Instructions for the task: A verbatim copy of the listing is the expected output.

Information:
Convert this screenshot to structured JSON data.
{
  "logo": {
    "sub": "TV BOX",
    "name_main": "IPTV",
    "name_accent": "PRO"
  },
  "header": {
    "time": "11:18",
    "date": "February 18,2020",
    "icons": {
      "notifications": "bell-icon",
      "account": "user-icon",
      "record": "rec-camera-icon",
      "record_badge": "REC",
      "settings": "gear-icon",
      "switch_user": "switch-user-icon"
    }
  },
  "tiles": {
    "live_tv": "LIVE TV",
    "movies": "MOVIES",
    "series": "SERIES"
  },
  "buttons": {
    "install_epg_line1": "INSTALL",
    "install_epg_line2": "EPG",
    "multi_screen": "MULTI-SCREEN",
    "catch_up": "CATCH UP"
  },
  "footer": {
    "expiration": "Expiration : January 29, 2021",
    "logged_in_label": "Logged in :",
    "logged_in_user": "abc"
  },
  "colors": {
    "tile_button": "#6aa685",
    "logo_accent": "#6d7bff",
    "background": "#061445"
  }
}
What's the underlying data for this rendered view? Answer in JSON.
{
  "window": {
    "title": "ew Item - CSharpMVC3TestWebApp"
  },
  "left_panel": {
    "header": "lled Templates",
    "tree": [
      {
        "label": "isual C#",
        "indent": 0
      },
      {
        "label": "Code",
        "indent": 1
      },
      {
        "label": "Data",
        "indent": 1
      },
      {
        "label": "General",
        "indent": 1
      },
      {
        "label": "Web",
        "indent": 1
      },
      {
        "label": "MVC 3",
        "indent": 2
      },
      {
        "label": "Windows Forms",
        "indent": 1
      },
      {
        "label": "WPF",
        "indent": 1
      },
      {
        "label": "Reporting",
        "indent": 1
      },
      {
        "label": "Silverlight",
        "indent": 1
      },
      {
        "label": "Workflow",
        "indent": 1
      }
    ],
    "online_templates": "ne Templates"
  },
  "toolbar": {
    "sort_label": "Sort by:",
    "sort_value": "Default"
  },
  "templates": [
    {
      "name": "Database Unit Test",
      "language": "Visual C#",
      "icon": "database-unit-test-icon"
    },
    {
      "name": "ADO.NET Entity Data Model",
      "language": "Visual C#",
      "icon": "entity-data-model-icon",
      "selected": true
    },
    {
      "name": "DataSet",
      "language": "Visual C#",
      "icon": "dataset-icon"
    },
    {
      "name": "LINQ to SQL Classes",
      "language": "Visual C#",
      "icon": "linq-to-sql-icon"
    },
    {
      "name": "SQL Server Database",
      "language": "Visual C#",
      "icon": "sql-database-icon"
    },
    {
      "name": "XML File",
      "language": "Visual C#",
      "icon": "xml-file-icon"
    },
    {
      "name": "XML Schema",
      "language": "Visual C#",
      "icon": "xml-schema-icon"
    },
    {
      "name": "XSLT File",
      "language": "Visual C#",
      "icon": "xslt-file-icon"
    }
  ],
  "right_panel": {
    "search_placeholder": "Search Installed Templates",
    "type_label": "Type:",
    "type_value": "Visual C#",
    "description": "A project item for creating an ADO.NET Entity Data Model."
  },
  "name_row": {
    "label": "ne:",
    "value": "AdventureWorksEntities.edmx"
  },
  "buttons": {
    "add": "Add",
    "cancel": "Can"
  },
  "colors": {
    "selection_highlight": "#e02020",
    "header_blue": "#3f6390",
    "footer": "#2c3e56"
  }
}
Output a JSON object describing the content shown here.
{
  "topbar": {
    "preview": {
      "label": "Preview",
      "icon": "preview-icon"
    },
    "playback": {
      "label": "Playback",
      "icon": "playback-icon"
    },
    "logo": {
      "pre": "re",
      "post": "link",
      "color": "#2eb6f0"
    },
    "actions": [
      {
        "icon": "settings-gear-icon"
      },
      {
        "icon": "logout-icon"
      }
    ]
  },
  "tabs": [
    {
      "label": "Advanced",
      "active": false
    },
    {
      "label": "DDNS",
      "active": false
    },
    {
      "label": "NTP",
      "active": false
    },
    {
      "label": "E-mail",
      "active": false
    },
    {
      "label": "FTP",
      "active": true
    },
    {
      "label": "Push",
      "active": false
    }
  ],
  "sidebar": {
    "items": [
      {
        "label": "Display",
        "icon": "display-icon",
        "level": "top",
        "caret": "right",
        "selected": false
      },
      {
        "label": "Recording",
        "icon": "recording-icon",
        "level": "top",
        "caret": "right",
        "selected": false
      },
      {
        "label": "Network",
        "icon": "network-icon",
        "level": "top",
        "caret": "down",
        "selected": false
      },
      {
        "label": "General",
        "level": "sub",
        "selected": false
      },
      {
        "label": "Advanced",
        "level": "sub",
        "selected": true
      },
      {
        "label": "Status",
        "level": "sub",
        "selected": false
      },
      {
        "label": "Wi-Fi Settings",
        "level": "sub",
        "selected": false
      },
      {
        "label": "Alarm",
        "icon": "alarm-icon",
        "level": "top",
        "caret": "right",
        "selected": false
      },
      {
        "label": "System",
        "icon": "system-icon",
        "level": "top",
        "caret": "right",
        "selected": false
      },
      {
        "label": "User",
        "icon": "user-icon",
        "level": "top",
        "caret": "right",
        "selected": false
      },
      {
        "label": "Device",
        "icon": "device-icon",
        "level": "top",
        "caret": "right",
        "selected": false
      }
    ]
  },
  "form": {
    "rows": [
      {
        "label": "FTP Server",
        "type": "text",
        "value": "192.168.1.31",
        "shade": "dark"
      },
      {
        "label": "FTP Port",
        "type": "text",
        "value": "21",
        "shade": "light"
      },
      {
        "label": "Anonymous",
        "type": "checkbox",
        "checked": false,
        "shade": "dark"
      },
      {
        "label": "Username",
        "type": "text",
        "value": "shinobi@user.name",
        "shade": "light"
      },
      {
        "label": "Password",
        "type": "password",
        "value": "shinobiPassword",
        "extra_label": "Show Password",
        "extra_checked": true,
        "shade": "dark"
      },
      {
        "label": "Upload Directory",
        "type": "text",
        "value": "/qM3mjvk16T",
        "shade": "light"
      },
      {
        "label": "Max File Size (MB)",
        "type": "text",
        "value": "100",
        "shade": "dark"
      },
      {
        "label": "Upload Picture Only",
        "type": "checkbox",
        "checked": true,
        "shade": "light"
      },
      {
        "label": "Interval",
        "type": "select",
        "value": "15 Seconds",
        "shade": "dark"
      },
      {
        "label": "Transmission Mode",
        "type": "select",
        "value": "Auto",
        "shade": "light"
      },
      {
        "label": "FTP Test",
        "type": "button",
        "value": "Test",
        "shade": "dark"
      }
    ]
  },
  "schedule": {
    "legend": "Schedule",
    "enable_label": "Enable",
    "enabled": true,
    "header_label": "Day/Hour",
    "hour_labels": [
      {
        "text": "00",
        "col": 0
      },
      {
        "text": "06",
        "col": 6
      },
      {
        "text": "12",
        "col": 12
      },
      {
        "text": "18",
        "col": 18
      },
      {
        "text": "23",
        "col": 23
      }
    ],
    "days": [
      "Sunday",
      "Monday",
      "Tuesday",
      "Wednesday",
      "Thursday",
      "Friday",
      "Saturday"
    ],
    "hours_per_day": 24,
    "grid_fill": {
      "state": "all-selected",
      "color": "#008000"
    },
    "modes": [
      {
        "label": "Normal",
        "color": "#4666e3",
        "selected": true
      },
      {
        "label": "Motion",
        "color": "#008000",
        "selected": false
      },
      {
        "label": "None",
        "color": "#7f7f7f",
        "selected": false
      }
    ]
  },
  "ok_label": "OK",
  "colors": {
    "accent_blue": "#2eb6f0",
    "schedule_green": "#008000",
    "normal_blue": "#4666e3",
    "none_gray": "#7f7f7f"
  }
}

Response to this exercise:
Convert this screenshot to structured JSON data.
{
  "logo": {
    "sub": "TV BOX",
    "name_main": "IPTV",
    "name_accent": "PRO"
  },
  "header": {
    "time": "11:18",
    "date": "February 18,2020",
    "icons": {
      "notifications": "bell-icon",
      "account": "user-icon",
      "record": "rec-camera-icon",
      "record_badge": "REC",
      "settings": "gear-icon",
      "switch_user": "switch-user-icon"
    }
  },
  "tiles": {
    "live_tv": "LIVE TV",
    "movies": "MOVIES",
    "series": "SERIES"
  },
  "buttons": {
    "install_epg_line1": "INSTALL",
    "install_epg_line2": "EPG",
    "multi_screen": "MULTI-SCREEN",
    "catch_up": "CATCH UP"
  },
  "footer": {
    "expiration": "Expiration : January 29, 2021",
    "logged_in_label": "Logged in :",
    "logged_in_user": "abc"
  },
  "colors": {
    "tile_button": "#6aa685",
    "logo_accent": "#6d7bff",
    "background": "#061445"
  }
}
What's the underlying data for this rendered view? Answer in JSON.
{
  "window": {
    "title": "ew Item - CSharpMVC3TestWebApp"
  },
  "left_panel": {
    "header": "lled Templates",
    "tree": [
      {
        "label": "isual C#",
        "indent": 0
      },
      {
        "label": "Code",
        "indent": 1
      },
      {
        "label": "Data",
        "indent": 1
      },
      {
        "label": "General",
        "indent": 1
      },
      {
        "label": "Web",
        "indent": 1
      },
      {
        "label": "MVC 3",
        "indent": 2
      },
      {
        "label": "Windows Forms",
        "indent": 1
      },
      {
        "label": "WPF",
        "indent": 1
      },
      {
        "label": "Reporting",
        "indent": 1
      },
      {
        "label": "Silverlight",
        "indent": 1
      },
      {
        "label": "Workflow",
        "indent": 1
      }
    ],
    "online_templates": "ne Templates"
  },
  "toolbar": {
    "sort_label": "Sort by:",
    "sort_value": "Default"
  },
  "templates": [
    {
      "name": "Database Unit Test",
      "language": "Visual C#",
      "icon": "database-unit-test-icon"
    },
    {
      "name": "ADO.NET Entity Data Model",
      "language": "Visual C#",
      "icon": "entity-data-model-icon",
      "selected": true
    },
    {
      "name": "DataSet",
      "language": "Visual C#",
      "icon": "dataset-icon"
    },
    {
      "name": "LINQ to SQL Classes",
      "language": "Visual C#",
      "icon": "linq-to-sql-icon"
    },
    {
      "name": "SQL Server Database",
      "language": "Visual C#",
      "icon": "sql-database-icon"
    },
    {
      "name": "XML File",
      "language": "Visual C#",
      "icon": "xml-file-icon"
    },
    {
      "name": "XML Schema",
      "language": "Visual C#",
      "icon": "xml-schema-icon"
    },
    {
      "name": "XSLT File",
      "language": "Visual C#",
      "icon": "xslt-file-icon"
    }
  ],
  "right_panel": {
    "search_placeholder": "Search Installed Templates",
    "type_label": "Type:",
    "type_value": "Visual C#",
    "description": "A project item for creating an ADO.NET Entity Data Model."
  },
  "name_row": {
    "label": "ne:",
    "value": "AdventureWorksEntities.edmx"
  },
  "buttons": {
    "add": "Add",
    "cancel": "Can"
  },
  "colors": {
    "selection_highlight": "#e02020",
    "header_blue": "#3f6390",
    "footer": "#2c3e56"
  }
}
Output a JSON object describing the content shown here.
{
  "topbar": {
    "preview": {
      "label": "Preview",
      "icon": "preview-icon"
    },
    "playback": {
      "label": "Playback",
      "icon": "playback-icon"
    },
    "logo": {
      "pre": "re",
      "post": "link",
      "color": "#2eb6f0"
    },
    "actions": [
      {
        "icon": "settings-gear-icon"
      },
      {
        "icon": "logout-icon"
      }
    ]
  },
  "tabs": [
    {
      "label": "Advanced",
      "active": false
    },
    {
      "label": "DDNS",
      "active": false
    },
    {
      "label": "NTP",
      "active": false
    },
    {
      "label": "E-mail",
      "active": false
    },
    {
      "label": "FTP",
      "active": true
    },
    {
      "label": "Push",
      "active": false
    }
  ],
  "sidebar": {
    "items": [
      {
        "label": "Display",
        "icon": "display-icon",
        "level": "top",
        "caret": "right",
        "selected": false
      },
      {
        "label": "Recording",
        "icon": "recording-icon",
        "level": "top",
        "caret": "right",
        "selected": false
      },
      {
        "label": "Network",
        "icon": "network-icon",
        "level": "top",
        "caret": "down",
        "selected": false
      },
      {
        "label": "General",
        "level": "sub",
        "selected": false
      },
      {
        "label": "Advanced",
        "level": "sub",
        "selected": true
      },
      {
        "label": "Status",
        "level": "sub",
        "selected": false
      },
      {
        "label": "Wi-Fi Settings",
        "level": "sub",
        "selected": false
      },
      {
        "label": "Alarm",
        "icon": "alarm-icon",
        "level": "top",
        "caret": "right",
        "selected": false
      },
      {
        "label": "System",
        "icon": "system-icon",
        "level": "top",
        "caret": "right",
        "selected": false
      },
      {
        "label": "User",
        "icon": "user-icon",
        "level": "top",
        "caret": "right",
        "selected": false
      },
      {
        "label": "Device",
        "icon": "device-icon",
        "level": "top",
        "caret": "right",
        "selected": false
      }
    ]
  },
  "form": {
    "rows": [
      {
        "label": "FTP Server",
        "type": "text",
        "value": "192.168.1.31",
        "shade": "dark"
      },
      {
        "label": "FTP Port",
        "type": "text",
        "value": "21",
        "shade": "light"
      },
      {
        "label": "Anonymous",
        "type": "checkbox",
        "checked": false,
        "shade": "dark"
      },
      {
        "label": "Username",
        "type": "text",
        "value": "shinobi@user.name",
        "shade": "light"
      },
      {
        "label": "Password",
        "type": "password",
        "value": "shinobiPassword",
        "extra_label": "Show Password",
        "extra_checked": true,
        "shade": "dark"
      },
      {
        "label": "Upload Directory",
        "type": "text",
        "value": "/qM3mjvk16T",
        "shade": "light"
      },
      {
        "label": "Max File Size (MB)",
        "type": "text",
        "value": "100",
        "shade": "dark"
      },
      {
        "label": "Upload Picture Only",
        "type": "checkbox",
        "checked": true,
        "shade": "light"
      },
      {
        "label": "Interval",
        "type": "select",
        "value": "15 Seconds",
        "shade": "dark"
      },
      {
        "label": "Transmission Mode",
        "type": "select",
        "value": "Auto",
        "shade": "light"
      },
      {
        "label": "FTP Test",
        "type": "button",
        "value": "Test",
        "shade": "dark"
      }
    ]
  },
  "schedule": {
    "legend": "Schedule",
    "enable_label": "Enable",
    "enabled": true,
    "header_label": "Day/Hour",
    "hour_labels": [
      {
        "text": "00",
        "col": 0
      },
      {
        "text": "06",
        "col": 6
      },
      {
        "text": "12",
        "col": 12
      },
      {
        "text": "18",
        "col": 18
      },
      {
        "text": "23",
        "col": 23
      }
    ],
    "days": [
      "Sunday",
      "Monday",
      "Tuesday",
      "Wednesday",
      "Thursday",
      "Friday",
      "Saturday"
    ],
    "hours_per_day": 24,
    "grid_fill": {
      "state": "all-selected",
      "color": "#008000"
    },
    "modes": [
      {
        "label": "Normal",
        "color": "#4666e3",
        "selected": true
      },
      {
        "label": "Motion",
        "color": "#008000",
        "selected": false
      },
      {
        "label": "None",
        "color": "#7f7f7f",
        "selected": false
      }
    ]
  },
  "ok_label": "OK",
  "colors": {
    "accent_blue": "#2eb6f0",
    "schedule_green": "#008000",
    "normal_blue": "#4666e3",
    "none_gray": "#7f7f7f"
  }
}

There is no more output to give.